|23.04.2020 09:15-10:00||UE||Assignment I Presentation: Tutorial on environmental setup OpenAI|
|24.04.2020 12:15-13:45||VO||Foundations on Decision Making||Slides, VodCast|
|30.04.2020 09:15-10:00||UE||Q & A session|
|01.05.2020 12:15-13:45||---||Public Holiday, no lecture.|
|07.05.2020 09:15-10:00||UE||Q & A session|
|08.05.2020 12:15-13:45||VO||Policy Iteration, Bellman Equation, Link to Optimal Control||Slides, VodCast|
|14.05.2020 09:15-10:00||UE||Assignment II Presentation|
|21.05.2020 09:15-10:00||---||Public Holiday, no exercise, shifted to 22.05|
|22.05.2020 12:15-13:45||UE||Q & A session|
|28.05.2020 09:15-10:00||UE||Assignment III Presentation|
|04.06.2020 09:15-10:00||UE||Q & A session|
|05.06.2020 12:15 - 13:45||--|
|11.06.2020 09:15-10:00||UE||Assignment IV Presentation|
|12.06.2020 12:15 - 13:45||--|
|18.06.2020 09:15-10:00||UE||Q & A session|
|19.06.2020 12:15 - 13:45||VO||Policy Search Methods and Contextual Policy Search||Slides, VodCast|
|25.06.2020 09:15-10:00||UE||Assignment V Presentation|
|26.06.2020 12:15 - 13:45||UE||Assignment V presentation (cont), Assignment IV solution presentation|
|02.07.2020 09:15-10:00||UE||Q & A session|
|03.07.2020 12:15 - 13:45||VO||Summary, Advanced Topics and Bonus Point Quizz|
|09.07.2020 09:15-10:00||UE||Q & A session|
|10.07.2020 12:15-13:45||UE||Q & A session|
|17.07.2020 12:15-13:45||UE||Assignment V solution presentation|
The course grades will be computed solely from submitted student reports of six assignments. The reports and the code have to be submitted (one report per team) to firstname.lastname@example.org. Please note the list of dates and deadlines below. Each assignment has minimally two-week deadline, some of them are of longer duration.
Please use Latex for writing your report. A Latex template for this course can be found here: https://drive.google.com/open?id=186A7UvnMgnzh_EROuORemjymLOq7Eixz
|Presentation Date||Topics||Points||BPs||Submission Deadline||Links|
|23.04.2020 09:15-10:00||Assignment I Presentation||20||14.05.2020 09:00||PDF, ZIP|
|14.05.2020 09:15-10:00||Assignment II Presentation||20||28.05.2020 09:00||PDF, ZIP|

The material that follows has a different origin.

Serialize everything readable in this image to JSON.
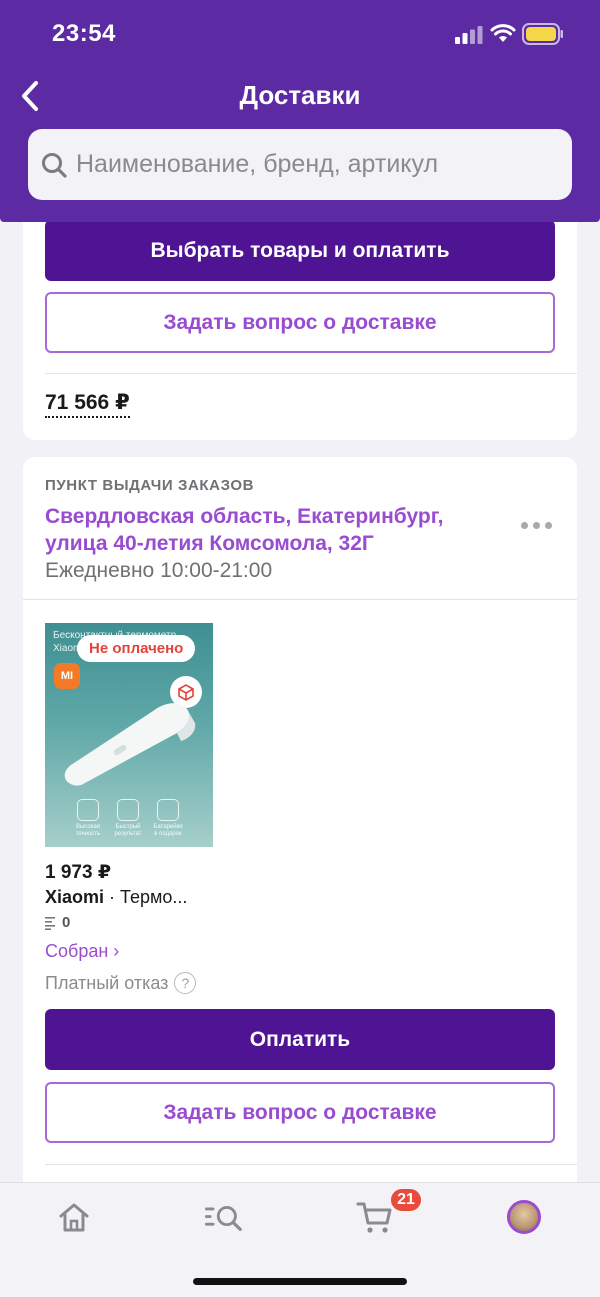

|28.05.2020 09:15-10:00||Assignment III Presentation||15||5||11.06.2020 09:00||PDF, ZIP|
|11.06.2020 09:15-10:00||Assignment IV Presentation||20||10||25.06.2020 09:00||PDF, ZIP|

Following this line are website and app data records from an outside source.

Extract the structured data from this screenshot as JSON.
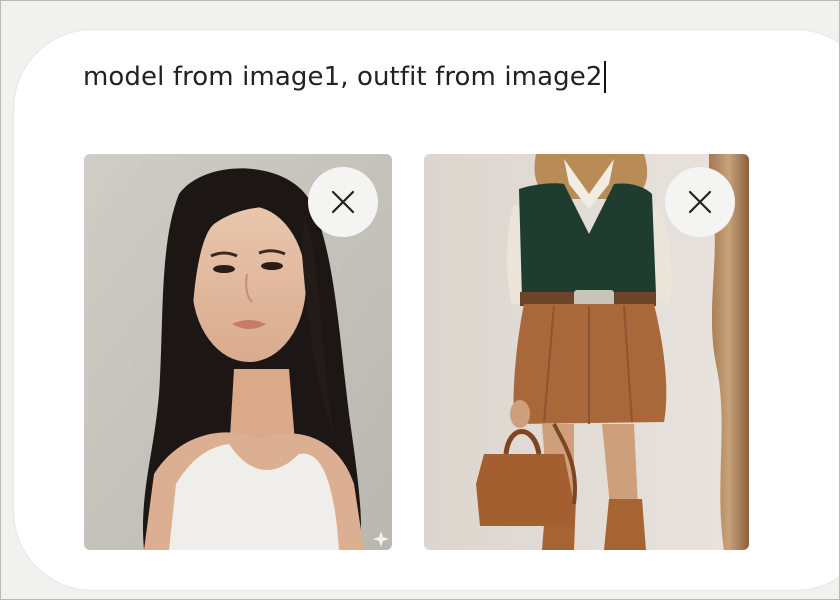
{
  "prompt": {
    "text": "model from image1, outfit from image2"
  },
  "attachments": [
    {
      "remove_icon": "close-icon"
    },
    {
      "remove_icon": "close-icon"
    }
  ],
  "colors": {
    "text": "#222222",
    "remove_button_bg": "#f4f4f2",
    "frame_bg": "#f1f1ef"
  }
}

|25.06.2020 09:15-10:00||Assignment V Presentation||25||5||16.07.2020 09:00||PDF, ZIP|
tudents can get Bonus Points (BP) during the lectures when all quiz questions are correctly answered (1 BP per lecture). In the assignments, BPs will be given to the students when optional (and often also challenging) tasks are implemented and discussed.

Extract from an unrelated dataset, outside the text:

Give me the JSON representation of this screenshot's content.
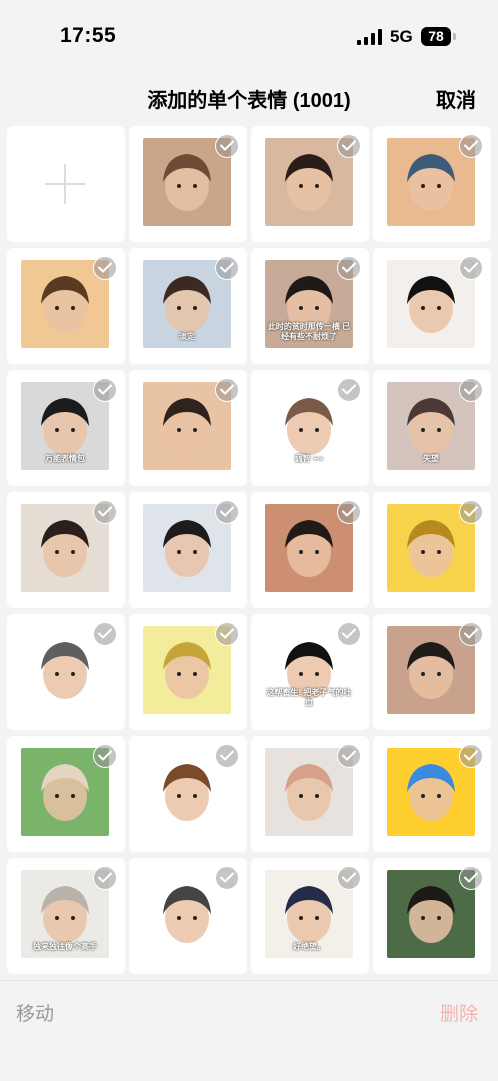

Points to Grades
|95||1.0||Best possible grade|
|0||5.0||Worst possible grade|
Materials for the Exercise
The course is accompanied by pieces of course work on policy search for discrete state and action spaces (grid world example), policy learning in continuous spaces using function approximations and policy gradient methods in challenging simulated robotic tasks. The theoretical assignment questions are based on the lecture and also on the first three literature sources listed above. It is strongly recommended to read (or watch) these material in parallel to attending lecture. The assignments will include both written tasks and algorithmic implementations in Python. The tasks will be presented during the exercise sessions. As simulation environment, the OpenAI Gym platform will be used in the project works.
- Richard S. Sutton, Andrew Barto: Reinforcement Learning: An Introduction second edition. The MIT Press Cambridge, Massachusetts London, England, 2018. Link to the online book (PDF)
- David Silver’s Reinforcement Learning online lecture series. Link to the online video and script
- Sergey Levine’s Deep Reinforcement Learning online lecture series. Link to the online video, Link to the script
- Csaba Szepesvri: Algorithms for Reinforcement Learning. Morgan & Claypool in July 2010.
- B. Siciliano, L. Sciavicco: Robotics: Modelling,Planning and Control, Springer, 2009.
- Puterman, Martin L. Markov decision processes: discrete stochastic dynamic programming. John Wiley & Sons, 2014.
- Szepesvari, Csaba. Algorithms for reinforcement learning (synthesis lectures on artificial intelligence and machine learning). Morgan and Claypool (2010).